*** DATA SECTION ***
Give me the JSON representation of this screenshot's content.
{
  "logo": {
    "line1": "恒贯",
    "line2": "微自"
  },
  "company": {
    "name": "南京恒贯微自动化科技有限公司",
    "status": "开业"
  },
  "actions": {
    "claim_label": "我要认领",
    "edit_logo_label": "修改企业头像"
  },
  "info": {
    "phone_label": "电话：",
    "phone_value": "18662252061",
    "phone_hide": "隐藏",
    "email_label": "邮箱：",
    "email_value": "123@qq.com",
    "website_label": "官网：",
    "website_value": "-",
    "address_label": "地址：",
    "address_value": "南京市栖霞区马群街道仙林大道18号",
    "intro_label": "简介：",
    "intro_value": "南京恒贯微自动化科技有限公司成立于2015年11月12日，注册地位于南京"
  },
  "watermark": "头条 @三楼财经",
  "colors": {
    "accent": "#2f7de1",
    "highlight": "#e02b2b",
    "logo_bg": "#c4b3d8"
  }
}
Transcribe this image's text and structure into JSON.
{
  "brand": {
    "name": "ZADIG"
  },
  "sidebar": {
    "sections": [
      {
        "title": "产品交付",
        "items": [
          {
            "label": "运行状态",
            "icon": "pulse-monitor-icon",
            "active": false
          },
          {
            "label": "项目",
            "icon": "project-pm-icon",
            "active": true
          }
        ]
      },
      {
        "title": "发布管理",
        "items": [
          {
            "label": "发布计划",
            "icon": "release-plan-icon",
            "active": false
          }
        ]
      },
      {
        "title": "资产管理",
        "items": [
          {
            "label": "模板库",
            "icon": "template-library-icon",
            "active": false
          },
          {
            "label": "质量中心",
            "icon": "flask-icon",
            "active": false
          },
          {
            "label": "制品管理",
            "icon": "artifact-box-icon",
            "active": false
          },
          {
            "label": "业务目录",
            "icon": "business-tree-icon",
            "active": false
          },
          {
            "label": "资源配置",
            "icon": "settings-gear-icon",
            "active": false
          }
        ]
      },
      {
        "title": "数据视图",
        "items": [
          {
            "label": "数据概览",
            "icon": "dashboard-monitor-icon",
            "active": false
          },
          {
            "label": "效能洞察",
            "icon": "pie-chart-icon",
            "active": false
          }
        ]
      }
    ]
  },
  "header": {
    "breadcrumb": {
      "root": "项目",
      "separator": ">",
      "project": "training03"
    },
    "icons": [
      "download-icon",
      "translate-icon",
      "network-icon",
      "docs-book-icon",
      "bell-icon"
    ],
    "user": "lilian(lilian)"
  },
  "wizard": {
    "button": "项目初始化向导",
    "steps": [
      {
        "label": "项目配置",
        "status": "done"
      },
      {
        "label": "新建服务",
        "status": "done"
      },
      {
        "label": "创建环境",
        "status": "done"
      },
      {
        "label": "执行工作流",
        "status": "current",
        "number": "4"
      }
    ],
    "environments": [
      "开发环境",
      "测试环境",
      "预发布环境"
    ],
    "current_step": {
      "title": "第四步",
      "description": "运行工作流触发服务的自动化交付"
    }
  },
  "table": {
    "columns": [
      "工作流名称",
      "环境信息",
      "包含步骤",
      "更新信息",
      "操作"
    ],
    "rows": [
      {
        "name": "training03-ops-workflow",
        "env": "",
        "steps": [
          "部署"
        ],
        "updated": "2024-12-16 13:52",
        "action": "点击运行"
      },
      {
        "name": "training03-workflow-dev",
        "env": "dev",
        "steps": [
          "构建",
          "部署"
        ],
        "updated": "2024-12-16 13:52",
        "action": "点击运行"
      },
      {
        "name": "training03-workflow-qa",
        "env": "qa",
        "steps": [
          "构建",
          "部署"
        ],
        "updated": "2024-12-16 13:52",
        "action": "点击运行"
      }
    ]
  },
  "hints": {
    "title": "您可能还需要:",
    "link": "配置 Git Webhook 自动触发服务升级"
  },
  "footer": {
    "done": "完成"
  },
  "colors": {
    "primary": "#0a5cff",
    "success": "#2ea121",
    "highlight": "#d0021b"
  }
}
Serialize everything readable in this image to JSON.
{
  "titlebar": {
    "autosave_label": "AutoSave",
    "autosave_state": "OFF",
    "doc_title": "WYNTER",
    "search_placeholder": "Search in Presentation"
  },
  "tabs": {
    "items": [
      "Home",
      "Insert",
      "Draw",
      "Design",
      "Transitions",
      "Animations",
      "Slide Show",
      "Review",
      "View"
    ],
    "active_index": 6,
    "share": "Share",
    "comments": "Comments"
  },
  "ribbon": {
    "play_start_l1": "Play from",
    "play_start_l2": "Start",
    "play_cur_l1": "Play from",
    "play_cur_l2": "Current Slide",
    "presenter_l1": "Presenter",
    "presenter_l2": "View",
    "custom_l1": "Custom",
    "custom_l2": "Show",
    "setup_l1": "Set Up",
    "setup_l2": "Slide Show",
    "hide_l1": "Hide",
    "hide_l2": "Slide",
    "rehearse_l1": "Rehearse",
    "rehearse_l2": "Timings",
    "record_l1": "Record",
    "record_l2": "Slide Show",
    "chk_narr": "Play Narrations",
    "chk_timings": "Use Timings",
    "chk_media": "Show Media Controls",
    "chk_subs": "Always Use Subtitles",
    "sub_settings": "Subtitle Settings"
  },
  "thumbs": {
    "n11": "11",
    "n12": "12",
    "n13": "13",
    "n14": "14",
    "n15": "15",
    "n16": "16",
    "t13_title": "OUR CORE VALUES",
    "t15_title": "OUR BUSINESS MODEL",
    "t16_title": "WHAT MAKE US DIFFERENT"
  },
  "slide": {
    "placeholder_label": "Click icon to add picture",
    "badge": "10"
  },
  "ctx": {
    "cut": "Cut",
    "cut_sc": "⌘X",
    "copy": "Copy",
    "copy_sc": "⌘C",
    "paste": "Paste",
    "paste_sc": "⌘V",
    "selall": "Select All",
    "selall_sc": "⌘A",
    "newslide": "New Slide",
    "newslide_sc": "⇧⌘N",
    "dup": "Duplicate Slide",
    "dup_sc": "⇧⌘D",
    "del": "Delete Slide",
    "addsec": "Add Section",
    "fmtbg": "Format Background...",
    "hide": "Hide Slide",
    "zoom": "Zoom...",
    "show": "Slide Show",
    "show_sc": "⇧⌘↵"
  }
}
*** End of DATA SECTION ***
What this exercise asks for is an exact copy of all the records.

### PROBLEM SOLUTION
Give me the JSON representation of this screenshot's content.
{
  "logo": {
    "line1": "恒贯",
    "line2": "微自"
  },
  "company": {
    "name": "南京恒贯微自动化科技有限公司",
    "status": "开业"
  },
  "actions": {
    "claim_label": "我要认领",
    "edit_logo_label": "修改企业头像"
  },
  "info": {
    "phone_label": "电话：",
    "phone_value": "18662252061",
    "phone_hide": "隐藏",
    "email_label": "邮箱：",
    "email_value": "123@qq.com",
    "website_label": "官网：",
    "website_value": "-",
    "address_label": "地址：",
    "address_value": "南京市栖霞区马群街道仙林大道18号",
    "intro_label": "简介：",
    "intro_value": "南京恒贯微自动化科技有限公司成立于2015年11月12日，注册地位于南京"
  },
  "watermark": "头条 @三楼财经",
  "colors": {
    "accent": "#2f7de1",
    "highlight": "#e02b2b",
    "logo_bg": "#c4b3d8"
  }
}
Transcribe this image's text and structure into JSON.
{
  "brand": {
    "name": "ZADIG"
  },
  "sidebar": {
    "sections": [
      {
        "title": "产品交付",
        "items": [
          {
            "label": "运行状态",
            "icon": "pulse-monitor-icon",
            "active": false
          },
          {
            "label": "项目",
            "icon": "project-pm-icon",
            "active": true
          }
        ]
      },
      {
        "title": "发布管理",
        "items": [
          {
            "label": "发布计划",
            "icon": "release-plan-icon",
            "active": false
          }
        ]
      },
      {
        "title": "资产管理",
        "items": [
          {
            "label": "模板库",
            "icon": "template-library-icon",
            "active": false
          },
          {
            "label": "质量中心",
            "icon": "flask-icon",
            "active": false
          },
          {
            "label": "制品管理",
            "icon": "artifact-box-icon",
            "active": false
          },
          {
            "label": "业务目录",
            "icon": "business-tree-icon",
            "active": false
          },
          {
            "label": "资源配置",
            "icon": "settings-gear-icon",
            "active": false
          }
        ]
      },
      {
        "title": "数据视图",
        "items": [
          {
            "label": "数据概览",
            "icon": "dashboard-monitor-icon",
            "active": false
          },
          {
            "label": "效能洞察",
            "icon": "pie-chart-icon",
            "active": false
          }
        ]
      }
    ]
  },
  "header": {
    "breadcrumb": {
      "root": "项目",
      "separator": ">",
      "project": "training03"
    },
    "icons": [
      "download-icon",
      "translate-icon",
      "network-icon",
      "docs-book-icon",
      "bell-icon"
    ],
    "user": "lilian(lilian)"
  },
  "wizard": {
    "button": "项目初始化向导",
    "steps": [
      {
        "label": "项目配置",
        "status": "done"
      },
      {
        "label": "新建服务",
        "status": "done"
      },
      {
        "label": "创建环境",
        "status": "done"
      },
      {
        "label": "执行工作流",
        "status": "current",
        "number": "4"
      }
    ],
    "environments": [
      "开发环境",
      "测试环境",
      "预发布环境"
    ],
    "current_step": {
      "title": "第四步",
      "description": "运行工作流触发服务的自动化交付"
    }
  },
  "table": {
    "columns": [
      "工作流名称",
      "环境信息",
      "包含步骤",
      "更新信息",
      "操作"
    ],
    "rows": [
      {
        "name": "training03-ops-workflow",
        "env": "",
        "steps": [
          "部署"
        ],
        "updated": "2024-12-16 13:52",
        "action": "点击运行"
      },
      {
        "name": "training03-workflow-dev",
        "env": "dev",
        "steps": [
          "构建",
          "部署"
        ],
        "updated": "2024-12-16 13:52",
        "action": "点击运行"
      },
      {
        "name": "training03-workflow-qa",
        "env": "qa",
        "steps": [
          "构建",
          "部署"
        ],
        "updated": "2024-12-16 13:52",
        "action": "点击运行"
      }
    ]
  },
  "hints": {
    "title": "您可能还需要:",
    "link": "配置 Git Webhook 自动触发服务升级"
  },
  "footer": {
    "done": "完成"
  },
  "colors": {
    "primary": "#0a5cff",
    "success": "#2ea121",
    "highlight": "#d0021b"
  }
}
Serialize everything readable in this image to JSON.
{
  "titlebar": {
    "autosave_label": "AutoSave",
    "autosave_state": "OFF",
    "doc_title": "WYNTER",
    "search_placeholder": "Search in Presentation"
  },
  "tabs": {
    "items": [
      "Home",
      "Insert",
      "Draw",
      "Design",
      "Transitions",
      "Animations",
      "Slide Show",
      "Review",
      "View"
    ],
    "active_index": 6,
    "share": "Share",
    "comments": "Comments"
  },
  "ribbon": {
    "play_start_l1": "Play from",
    "play_start_l2": "Start",
    "play_cur_l1": "Play from",
    "play_cur_l2": "Current Slide",
    "presenter_l1": "Presenter",
    "presenter_l2": "View",
    "custom_l1": "Custom",
    "custom_l2": "Show",
    "setup_l1": "Set Up",
    "setup_l2": "Slide Show",
    "hide_l1": "Hide",
    "hide_l2": "Slide",
    "rehearse_l1": "Rehearse",
    "rehearse_l2": "Timings",
    "record_l1": "Record",
    "record_l2": "Slide Show",
    "chk_narr": "Play Narrations",
    "chk_timings": "Use Timings",
    "chk_media": "Show Media Controls",
    "chk_subs": "Always Use Subtitles",
    "sub_settings": "Subtitle Settings"
  },
  "thumbs": {
    "n11": "11",
    "n12": "12",
    "n13": "13",
    "n14": "14",
    "n15": "15",
    "n16": "16",
    "t13_title": "OUR CORE VALUES",
    "t15_title": "OUR BUSINESS MODEL",
    "t16_title": "WHAT MAKE US DIFFERENT"
  },
  "slide": {
    "placeholder_label": "Click icon to add picture",
    "badge": "10"
  },
  "ctx": {
    "cut": "Cut",
    "cut_sc": "⌘X",
    "copy": "Copy",
    "copy_sc": "⌘C",
    "paste": "Paste",
    "paste_sc": "⌘V",
    "selall": "Select All",
    "selall_sc": "⌘A",
    "newslide": "New Slide",
    "newslide_sc": "⇧⌘N",
    "dup": "Duplicate Slide",
    "dup_sc": "⇧⌘D",
    "del": "Delete Slide",
    "addsec": "Add Section",
    "fmtbg": "Format Background...",
    "hide": "Hide Slide",
    "zoom": "Zoom...",
    "show": "Slide Show",
    "show_sc": "⇧⌘↵"
  }
}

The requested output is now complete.